Clearly, every hour spent producing content is better spent producing it for the website or a retail DVD, not for a private customer. In most cases this also happens to be the case for the model in the shoot.

The truth is that if the model is a solo site model that $100 for shooting an extra hour is only about 12% of what her actual income could be if that extra hour was spent producing the same content (50 photos and 10 minute video) for the solo model website. Let me explain and do that math for you real quick.

Models on my solo-model websites are paid 50% of the profit her website generates each month. Some sites, such a Krissy, only maintained around 200 subscribers, while others such as Jaclynn and Libby had months over 800, with Kelsey and Tessa closer to 400. The early sites ran $19.95 a month and later sites ran $24.95.

Mixing all that together reveals that on average a solo-site model made about $3600 a month or roughly $900 a week.

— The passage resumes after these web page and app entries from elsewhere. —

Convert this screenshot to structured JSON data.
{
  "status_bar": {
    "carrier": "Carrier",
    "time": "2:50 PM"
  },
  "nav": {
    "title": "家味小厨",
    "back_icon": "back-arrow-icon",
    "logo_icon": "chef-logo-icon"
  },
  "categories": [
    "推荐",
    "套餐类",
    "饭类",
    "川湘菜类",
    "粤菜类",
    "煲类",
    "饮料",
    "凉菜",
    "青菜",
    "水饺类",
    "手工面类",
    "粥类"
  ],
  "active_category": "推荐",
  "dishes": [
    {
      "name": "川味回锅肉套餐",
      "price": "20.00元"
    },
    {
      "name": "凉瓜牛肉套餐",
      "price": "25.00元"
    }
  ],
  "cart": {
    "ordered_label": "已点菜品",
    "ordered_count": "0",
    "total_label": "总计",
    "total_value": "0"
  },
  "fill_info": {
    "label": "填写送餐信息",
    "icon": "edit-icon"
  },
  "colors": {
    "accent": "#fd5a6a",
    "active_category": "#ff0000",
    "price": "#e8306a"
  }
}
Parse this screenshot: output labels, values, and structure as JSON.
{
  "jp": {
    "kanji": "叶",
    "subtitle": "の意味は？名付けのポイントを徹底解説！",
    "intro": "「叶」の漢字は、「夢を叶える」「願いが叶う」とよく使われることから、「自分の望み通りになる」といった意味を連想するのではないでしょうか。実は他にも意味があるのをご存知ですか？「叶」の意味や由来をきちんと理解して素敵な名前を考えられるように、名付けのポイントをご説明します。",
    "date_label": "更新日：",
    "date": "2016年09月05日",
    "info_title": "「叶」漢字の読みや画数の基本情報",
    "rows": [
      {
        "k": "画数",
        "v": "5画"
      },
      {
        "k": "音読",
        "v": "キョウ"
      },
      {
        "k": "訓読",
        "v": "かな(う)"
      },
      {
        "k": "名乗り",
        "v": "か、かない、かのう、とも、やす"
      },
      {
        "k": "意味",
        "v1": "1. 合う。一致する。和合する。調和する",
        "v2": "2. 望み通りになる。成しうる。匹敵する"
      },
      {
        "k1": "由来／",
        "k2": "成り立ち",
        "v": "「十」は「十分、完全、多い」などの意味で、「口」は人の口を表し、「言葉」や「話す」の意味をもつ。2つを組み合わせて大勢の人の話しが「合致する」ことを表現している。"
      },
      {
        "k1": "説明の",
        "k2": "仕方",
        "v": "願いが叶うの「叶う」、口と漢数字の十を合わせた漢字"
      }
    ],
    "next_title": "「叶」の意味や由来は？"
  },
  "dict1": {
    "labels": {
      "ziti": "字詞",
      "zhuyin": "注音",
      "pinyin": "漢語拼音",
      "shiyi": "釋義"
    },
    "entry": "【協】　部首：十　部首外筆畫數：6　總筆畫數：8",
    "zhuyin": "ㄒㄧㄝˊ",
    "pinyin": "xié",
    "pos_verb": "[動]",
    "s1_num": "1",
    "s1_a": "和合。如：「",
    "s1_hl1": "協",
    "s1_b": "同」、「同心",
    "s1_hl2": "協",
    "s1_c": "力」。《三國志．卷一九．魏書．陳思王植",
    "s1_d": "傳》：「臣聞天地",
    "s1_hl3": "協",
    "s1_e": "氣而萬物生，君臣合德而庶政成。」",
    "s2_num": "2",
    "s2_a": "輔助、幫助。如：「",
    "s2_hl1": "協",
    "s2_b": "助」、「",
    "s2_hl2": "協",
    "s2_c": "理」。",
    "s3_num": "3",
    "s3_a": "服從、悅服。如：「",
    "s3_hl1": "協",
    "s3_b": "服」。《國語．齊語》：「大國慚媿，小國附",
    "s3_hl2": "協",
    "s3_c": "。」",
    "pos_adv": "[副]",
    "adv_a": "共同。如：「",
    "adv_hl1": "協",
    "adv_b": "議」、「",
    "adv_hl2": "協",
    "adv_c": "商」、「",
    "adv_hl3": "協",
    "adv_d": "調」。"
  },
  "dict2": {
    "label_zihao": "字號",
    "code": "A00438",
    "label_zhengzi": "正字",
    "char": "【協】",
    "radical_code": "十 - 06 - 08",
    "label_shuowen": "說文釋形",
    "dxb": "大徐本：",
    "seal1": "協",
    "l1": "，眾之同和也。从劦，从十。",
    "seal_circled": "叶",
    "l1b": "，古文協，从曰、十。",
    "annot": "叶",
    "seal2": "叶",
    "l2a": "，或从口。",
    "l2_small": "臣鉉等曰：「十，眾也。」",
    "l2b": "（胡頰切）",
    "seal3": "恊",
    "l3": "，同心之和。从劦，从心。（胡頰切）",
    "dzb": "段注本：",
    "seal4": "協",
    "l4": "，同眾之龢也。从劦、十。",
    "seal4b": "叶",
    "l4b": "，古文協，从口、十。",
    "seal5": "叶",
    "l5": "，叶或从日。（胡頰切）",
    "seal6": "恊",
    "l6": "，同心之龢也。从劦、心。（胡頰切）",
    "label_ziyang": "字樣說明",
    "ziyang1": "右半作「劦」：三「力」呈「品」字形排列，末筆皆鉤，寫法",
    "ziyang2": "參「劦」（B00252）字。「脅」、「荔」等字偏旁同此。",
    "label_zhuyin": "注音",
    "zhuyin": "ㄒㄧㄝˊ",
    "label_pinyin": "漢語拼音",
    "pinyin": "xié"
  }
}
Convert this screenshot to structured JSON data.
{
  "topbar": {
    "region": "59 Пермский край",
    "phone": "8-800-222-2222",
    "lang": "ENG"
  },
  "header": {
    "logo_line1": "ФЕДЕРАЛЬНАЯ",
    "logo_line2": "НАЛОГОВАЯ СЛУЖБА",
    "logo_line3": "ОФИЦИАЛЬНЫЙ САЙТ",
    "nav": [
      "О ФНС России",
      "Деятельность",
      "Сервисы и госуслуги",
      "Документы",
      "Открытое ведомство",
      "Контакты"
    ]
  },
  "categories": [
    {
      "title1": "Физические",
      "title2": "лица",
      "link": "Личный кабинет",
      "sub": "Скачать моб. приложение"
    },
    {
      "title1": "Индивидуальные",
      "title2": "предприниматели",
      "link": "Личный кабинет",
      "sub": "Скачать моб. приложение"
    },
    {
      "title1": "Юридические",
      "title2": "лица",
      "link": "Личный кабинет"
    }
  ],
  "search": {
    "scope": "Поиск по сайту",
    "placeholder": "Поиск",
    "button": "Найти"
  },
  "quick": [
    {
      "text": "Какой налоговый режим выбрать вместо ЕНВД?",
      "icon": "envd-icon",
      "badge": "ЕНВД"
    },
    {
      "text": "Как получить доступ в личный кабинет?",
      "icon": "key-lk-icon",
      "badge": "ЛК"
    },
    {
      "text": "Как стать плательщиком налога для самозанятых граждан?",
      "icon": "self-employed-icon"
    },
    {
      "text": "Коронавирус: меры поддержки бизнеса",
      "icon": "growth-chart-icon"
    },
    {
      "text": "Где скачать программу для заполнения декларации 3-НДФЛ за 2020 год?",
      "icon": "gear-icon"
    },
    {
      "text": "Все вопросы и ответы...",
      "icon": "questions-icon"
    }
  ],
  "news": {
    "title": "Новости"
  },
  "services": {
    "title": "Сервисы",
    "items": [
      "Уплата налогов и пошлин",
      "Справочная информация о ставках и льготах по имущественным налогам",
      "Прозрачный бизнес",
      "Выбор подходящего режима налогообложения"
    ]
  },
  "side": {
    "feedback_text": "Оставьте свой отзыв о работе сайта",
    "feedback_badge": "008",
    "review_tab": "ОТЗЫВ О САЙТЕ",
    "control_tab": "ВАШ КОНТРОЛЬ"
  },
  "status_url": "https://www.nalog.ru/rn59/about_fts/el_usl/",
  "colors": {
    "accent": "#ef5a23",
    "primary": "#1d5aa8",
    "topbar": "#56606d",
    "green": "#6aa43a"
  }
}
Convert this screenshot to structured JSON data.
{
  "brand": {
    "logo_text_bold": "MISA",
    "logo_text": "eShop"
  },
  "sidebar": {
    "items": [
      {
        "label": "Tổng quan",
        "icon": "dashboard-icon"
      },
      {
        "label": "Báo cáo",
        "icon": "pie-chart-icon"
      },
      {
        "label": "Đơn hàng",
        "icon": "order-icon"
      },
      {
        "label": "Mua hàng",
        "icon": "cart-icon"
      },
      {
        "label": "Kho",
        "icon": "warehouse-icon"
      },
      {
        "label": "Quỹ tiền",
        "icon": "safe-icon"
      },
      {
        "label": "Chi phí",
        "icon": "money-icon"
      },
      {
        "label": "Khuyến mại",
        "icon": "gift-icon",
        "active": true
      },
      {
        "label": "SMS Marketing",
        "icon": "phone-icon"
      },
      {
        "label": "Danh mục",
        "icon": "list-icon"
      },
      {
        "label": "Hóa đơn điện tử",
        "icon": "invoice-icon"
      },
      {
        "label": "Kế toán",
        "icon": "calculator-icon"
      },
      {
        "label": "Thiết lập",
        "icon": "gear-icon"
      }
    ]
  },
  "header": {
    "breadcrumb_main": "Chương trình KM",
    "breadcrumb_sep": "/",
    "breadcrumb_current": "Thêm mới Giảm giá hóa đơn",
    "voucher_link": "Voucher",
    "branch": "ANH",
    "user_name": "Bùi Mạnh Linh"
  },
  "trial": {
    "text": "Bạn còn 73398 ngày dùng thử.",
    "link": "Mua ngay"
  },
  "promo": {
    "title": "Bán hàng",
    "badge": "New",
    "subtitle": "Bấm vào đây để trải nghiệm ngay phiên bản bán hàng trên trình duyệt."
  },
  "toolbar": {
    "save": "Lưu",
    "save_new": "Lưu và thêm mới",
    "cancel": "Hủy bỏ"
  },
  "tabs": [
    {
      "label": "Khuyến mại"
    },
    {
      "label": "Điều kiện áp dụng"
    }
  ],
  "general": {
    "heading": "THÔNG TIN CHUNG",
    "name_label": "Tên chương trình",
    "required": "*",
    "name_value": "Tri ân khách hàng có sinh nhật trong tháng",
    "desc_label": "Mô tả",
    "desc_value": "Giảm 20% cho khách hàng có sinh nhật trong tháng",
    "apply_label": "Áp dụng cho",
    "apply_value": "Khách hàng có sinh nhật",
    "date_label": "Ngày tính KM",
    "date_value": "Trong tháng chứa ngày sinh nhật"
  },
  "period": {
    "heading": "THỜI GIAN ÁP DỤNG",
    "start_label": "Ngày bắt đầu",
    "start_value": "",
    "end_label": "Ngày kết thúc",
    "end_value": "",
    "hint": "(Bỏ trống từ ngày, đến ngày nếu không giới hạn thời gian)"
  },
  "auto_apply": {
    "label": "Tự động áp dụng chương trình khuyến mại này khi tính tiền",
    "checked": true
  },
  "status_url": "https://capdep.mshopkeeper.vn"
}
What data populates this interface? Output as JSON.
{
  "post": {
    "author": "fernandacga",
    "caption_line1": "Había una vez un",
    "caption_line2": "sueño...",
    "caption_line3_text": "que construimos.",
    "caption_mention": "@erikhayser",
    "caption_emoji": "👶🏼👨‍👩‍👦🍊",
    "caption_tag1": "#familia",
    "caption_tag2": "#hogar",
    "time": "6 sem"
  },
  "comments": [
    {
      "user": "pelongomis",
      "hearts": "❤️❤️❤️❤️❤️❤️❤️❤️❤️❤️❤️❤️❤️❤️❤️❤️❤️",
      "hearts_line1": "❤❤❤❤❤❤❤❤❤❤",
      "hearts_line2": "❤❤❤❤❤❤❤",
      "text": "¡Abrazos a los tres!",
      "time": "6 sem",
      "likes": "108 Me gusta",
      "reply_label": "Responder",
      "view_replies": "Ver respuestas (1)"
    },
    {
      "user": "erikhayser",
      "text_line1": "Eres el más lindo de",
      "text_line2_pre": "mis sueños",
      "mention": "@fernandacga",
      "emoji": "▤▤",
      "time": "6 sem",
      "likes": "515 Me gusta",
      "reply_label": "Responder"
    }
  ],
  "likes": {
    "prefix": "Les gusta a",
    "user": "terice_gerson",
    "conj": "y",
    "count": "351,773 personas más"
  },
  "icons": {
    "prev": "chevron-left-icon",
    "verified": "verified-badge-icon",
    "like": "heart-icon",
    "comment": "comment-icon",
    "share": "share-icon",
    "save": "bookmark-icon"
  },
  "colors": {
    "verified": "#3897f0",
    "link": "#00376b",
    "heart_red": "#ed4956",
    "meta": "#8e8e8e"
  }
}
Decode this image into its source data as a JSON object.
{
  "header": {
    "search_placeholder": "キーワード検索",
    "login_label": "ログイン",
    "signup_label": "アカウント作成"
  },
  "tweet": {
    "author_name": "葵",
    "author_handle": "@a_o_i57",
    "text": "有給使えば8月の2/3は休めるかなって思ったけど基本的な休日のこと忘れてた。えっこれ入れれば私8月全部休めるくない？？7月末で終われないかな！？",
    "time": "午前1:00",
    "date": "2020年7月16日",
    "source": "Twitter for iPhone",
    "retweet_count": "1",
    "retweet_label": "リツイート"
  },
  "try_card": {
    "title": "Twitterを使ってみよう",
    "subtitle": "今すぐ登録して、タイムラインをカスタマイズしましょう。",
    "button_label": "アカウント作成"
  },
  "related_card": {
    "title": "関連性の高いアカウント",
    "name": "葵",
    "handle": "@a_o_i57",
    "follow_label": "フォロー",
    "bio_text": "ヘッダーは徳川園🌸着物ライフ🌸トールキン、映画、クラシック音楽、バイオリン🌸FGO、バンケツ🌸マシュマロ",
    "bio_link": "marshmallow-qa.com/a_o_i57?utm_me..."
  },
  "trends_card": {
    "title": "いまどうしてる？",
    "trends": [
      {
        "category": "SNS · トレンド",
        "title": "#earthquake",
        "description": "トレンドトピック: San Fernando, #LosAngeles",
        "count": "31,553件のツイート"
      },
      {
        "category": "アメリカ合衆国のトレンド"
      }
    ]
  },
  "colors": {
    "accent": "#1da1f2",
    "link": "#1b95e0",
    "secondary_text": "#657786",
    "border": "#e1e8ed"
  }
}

A solo model website is updated weekly with a photo set and a video, which happens to be the same content in the $400 custom shoot we've used as an example today. Those same 2 content items would update the site a week.

Simple put - rather than get excited about making that extra $100, or even the entire $400 custom shoot price, a girl with a solo-model website would be better off spending that extra shoot hour producing content for the solo-model website. That content (50 photos and 10 minute video) would keep the website updated a full week that pays her roughly $900 (on average). In the case of popular girls such as Jaclynn and Libby the number is much higher.

Think carefully about the first part of this blog and decide if you would do custom shoots of teen models with those detractors and attackers barking at your door, with the further knowledge that you would make much more money spending the exact same amount of time producing regular website content that is not at all suspicious.

I should be clear that all this reasoning and business math relates only to a professional photographer working with models in the age 13-16 range for a successful subscription website such as TrueTeenBabes. Everything changes if we are discussing a 19 year old webcam girl shooting a bit of video content at home. For her there are no detractors or attackers or law enforcement to worry about. For her there isn't a website with hundreds or thousands of paying subscribers to produce valuable updates for. For her it is just a bit of extra time in her bedroom with her webcam and the entire equation is vastly different.

Now you know why I never considered doing custom shoots of any type. It simply isn't worth it. It isn't worth the potential hassle from detractors and attackers. The money offered, even if as high as in the lower thousands, doesn't come close to matching the income of between $4200 and $14,000 to be made from the same studio time being spent on normal teen model website content.

Jimmy Stephans
June 1st, 2018
Avon, Colorado. USA.